The concept for the school was developed by GWH, it’s parked in a GWH building, the Moody School, and the long and arduous capital campaign that raised the funds to renovate it was a GWH effort. MeANS, however, is an independent organization with its own Board of Directors. In essence, GWH gave birth to MeANS and is deeply invested in the program’s success.

One final detail about MeANS and it’s kind of a twist, so stay focused here. The Campus Life program (included in the picture above) is, and I repeat IS a GWH program. There are students that want to attend MeANS but they fall outside of our catchment area; meaning they do not live on one of our bus routes. These students reside with us on campus for the week and go back home on the weekends. The program is staffed and run by GWH to benefit MeANS.

Further Beyond the Continuum

Okay… I’m only going to go one more level beyond the continuum and explain another set of partnerships we have at GWH. We have organizations on our campus with missions similar to GWH that lease our buildings.  This allows us to diversify our revenue streams, help other like-minded organizations, and keep our buildings running.  Check the picture below to find our tenant organizations:

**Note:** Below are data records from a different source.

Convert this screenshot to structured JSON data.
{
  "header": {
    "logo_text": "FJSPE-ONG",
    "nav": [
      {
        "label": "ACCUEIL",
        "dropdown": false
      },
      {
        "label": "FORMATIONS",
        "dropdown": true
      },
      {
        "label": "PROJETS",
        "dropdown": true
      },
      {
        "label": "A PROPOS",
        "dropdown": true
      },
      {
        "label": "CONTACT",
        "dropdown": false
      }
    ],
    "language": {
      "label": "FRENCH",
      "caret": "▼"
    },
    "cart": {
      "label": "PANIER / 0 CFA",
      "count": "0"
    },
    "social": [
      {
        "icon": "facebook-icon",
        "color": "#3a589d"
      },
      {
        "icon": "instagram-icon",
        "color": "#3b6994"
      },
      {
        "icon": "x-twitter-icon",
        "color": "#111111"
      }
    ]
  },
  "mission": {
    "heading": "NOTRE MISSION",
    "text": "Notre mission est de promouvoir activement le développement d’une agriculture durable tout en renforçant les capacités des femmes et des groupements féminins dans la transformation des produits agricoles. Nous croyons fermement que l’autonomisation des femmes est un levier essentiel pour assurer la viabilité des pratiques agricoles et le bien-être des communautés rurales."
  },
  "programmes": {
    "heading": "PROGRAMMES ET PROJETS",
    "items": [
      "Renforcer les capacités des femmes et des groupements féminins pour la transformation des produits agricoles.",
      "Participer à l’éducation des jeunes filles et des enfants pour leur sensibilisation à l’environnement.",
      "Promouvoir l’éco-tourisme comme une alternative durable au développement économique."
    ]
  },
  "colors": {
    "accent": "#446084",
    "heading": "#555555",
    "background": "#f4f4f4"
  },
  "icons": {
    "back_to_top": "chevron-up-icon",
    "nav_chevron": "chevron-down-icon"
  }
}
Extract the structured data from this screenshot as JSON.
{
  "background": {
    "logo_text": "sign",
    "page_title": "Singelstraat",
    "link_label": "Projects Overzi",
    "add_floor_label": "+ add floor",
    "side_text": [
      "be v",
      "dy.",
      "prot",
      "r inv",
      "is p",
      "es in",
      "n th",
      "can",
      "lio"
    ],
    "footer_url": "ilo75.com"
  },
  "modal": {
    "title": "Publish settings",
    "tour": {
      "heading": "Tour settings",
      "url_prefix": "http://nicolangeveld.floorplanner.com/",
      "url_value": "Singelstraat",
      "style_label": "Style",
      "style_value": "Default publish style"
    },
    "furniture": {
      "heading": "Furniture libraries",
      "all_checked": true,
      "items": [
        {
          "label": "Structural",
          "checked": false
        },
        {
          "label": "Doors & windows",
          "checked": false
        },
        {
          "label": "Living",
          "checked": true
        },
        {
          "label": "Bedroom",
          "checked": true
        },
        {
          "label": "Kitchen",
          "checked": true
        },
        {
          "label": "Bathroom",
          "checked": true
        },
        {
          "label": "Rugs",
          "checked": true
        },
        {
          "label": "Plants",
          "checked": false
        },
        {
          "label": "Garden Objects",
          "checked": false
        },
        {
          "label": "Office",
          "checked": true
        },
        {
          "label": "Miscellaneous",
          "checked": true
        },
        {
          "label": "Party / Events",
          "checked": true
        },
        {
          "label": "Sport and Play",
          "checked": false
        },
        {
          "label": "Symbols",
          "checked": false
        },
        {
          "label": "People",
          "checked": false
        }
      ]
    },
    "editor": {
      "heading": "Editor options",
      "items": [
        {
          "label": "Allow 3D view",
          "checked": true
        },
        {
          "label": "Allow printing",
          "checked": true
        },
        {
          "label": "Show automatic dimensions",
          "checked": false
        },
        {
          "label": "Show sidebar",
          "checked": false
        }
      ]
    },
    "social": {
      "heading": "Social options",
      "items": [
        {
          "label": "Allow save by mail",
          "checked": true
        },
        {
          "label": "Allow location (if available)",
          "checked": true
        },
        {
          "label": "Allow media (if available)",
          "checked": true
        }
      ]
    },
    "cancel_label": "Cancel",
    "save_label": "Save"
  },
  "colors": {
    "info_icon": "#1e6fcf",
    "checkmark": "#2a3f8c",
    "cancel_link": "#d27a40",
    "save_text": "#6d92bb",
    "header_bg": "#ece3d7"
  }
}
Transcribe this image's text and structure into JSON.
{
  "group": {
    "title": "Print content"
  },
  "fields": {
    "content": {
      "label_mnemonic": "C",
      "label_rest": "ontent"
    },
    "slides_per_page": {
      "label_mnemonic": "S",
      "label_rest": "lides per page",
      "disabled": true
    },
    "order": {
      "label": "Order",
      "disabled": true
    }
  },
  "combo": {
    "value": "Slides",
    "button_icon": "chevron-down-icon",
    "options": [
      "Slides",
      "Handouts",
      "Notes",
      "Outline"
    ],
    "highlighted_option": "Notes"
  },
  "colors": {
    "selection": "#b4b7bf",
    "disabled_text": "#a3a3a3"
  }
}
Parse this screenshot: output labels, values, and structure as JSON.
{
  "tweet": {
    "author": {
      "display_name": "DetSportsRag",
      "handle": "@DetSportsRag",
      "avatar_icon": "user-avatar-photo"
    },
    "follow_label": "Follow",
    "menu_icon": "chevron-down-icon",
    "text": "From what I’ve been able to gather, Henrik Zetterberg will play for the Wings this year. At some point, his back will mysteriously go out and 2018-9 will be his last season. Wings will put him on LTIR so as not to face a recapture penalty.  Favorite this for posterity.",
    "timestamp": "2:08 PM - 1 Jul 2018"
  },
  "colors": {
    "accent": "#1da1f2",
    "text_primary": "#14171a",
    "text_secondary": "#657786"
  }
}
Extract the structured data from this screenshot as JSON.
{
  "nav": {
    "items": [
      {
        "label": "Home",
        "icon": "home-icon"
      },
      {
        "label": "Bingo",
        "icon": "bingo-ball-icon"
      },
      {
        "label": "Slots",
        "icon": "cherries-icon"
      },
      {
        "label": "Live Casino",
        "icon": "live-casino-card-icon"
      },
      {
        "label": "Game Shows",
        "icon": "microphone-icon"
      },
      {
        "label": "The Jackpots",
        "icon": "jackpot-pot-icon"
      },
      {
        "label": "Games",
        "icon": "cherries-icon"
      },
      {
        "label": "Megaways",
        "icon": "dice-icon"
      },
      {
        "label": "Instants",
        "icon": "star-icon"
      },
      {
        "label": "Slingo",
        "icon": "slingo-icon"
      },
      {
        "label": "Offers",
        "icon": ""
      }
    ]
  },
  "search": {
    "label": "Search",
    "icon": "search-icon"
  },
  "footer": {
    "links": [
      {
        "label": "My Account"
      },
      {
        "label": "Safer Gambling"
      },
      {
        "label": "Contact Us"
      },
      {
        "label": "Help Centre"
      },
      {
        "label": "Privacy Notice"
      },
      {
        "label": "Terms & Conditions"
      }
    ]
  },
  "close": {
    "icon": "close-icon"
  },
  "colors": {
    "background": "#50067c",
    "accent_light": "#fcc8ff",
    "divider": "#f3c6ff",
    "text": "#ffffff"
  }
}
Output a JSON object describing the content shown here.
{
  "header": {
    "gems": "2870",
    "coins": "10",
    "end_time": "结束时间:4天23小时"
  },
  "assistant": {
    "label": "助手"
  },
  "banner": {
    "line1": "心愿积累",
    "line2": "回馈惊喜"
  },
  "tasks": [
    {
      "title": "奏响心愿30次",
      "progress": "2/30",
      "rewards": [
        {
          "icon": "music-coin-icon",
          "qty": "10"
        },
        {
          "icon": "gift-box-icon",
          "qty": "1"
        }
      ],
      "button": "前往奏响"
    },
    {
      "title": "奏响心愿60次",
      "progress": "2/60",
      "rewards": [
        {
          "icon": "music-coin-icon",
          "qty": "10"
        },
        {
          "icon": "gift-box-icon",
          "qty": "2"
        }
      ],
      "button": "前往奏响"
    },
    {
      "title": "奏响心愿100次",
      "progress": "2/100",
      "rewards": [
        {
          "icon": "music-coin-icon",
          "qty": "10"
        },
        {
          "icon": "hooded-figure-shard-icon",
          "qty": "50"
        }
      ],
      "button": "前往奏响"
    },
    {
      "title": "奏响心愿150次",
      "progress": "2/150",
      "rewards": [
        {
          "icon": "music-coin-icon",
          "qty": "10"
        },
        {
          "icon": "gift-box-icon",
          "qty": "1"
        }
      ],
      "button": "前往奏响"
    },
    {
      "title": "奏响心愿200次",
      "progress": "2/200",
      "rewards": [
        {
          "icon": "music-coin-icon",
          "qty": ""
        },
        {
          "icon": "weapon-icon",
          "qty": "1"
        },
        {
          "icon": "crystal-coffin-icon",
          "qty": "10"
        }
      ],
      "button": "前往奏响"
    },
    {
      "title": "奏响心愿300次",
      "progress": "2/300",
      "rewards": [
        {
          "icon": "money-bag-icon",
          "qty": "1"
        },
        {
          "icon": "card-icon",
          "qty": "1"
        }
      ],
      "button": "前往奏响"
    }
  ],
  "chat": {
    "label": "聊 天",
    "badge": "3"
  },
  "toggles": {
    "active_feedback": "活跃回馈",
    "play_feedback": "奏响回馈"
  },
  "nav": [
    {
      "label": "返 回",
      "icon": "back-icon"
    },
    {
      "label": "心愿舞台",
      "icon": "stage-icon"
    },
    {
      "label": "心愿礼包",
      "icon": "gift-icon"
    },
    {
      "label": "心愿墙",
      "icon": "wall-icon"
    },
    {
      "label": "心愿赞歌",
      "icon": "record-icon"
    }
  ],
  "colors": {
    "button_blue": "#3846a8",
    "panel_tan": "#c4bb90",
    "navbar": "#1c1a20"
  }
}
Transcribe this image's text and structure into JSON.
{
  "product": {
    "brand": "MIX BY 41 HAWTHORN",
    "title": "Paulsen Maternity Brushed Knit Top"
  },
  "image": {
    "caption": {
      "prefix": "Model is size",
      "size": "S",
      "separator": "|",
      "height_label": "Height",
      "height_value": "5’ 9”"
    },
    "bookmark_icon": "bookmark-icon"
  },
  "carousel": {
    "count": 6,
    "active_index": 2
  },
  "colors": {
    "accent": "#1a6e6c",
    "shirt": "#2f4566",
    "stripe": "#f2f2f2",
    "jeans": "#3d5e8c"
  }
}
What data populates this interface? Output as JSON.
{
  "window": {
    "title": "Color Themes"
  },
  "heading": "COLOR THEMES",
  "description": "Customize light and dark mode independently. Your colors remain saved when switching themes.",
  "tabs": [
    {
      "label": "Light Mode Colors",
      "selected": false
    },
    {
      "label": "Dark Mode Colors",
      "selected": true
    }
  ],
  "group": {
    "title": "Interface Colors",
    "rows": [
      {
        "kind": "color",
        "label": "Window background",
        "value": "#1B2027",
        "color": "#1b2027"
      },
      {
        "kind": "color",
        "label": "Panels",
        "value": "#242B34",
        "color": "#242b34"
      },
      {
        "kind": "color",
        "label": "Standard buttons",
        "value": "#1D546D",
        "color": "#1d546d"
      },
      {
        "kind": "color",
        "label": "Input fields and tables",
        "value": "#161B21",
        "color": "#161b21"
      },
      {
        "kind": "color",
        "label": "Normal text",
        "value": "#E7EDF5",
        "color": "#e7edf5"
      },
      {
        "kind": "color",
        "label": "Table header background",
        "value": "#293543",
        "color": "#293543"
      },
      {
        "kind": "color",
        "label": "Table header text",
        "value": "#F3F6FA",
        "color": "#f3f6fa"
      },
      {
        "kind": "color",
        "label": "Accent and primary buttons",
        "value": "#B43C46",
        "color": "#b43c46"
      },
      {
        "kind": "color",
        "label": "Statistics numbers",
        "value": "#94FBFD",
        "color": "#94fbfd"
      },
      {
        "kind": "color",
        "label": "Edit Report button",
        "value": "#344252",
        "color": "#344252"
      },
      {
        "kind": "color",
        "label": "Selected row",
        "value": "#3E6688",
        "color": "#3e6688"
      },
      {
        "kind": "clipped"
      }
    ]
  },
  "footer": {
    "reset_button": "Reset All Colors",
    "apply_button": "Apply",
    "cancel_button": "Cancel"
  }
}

So in the future, if you drive by, or even take the opportunity to visit; you’ll witness the busyness and bevy of activity.  Know that, while all you see and hear may not be GWH proper, the common thread that runs through and binds us all together is a desire to help others live, heal, learn, and grow.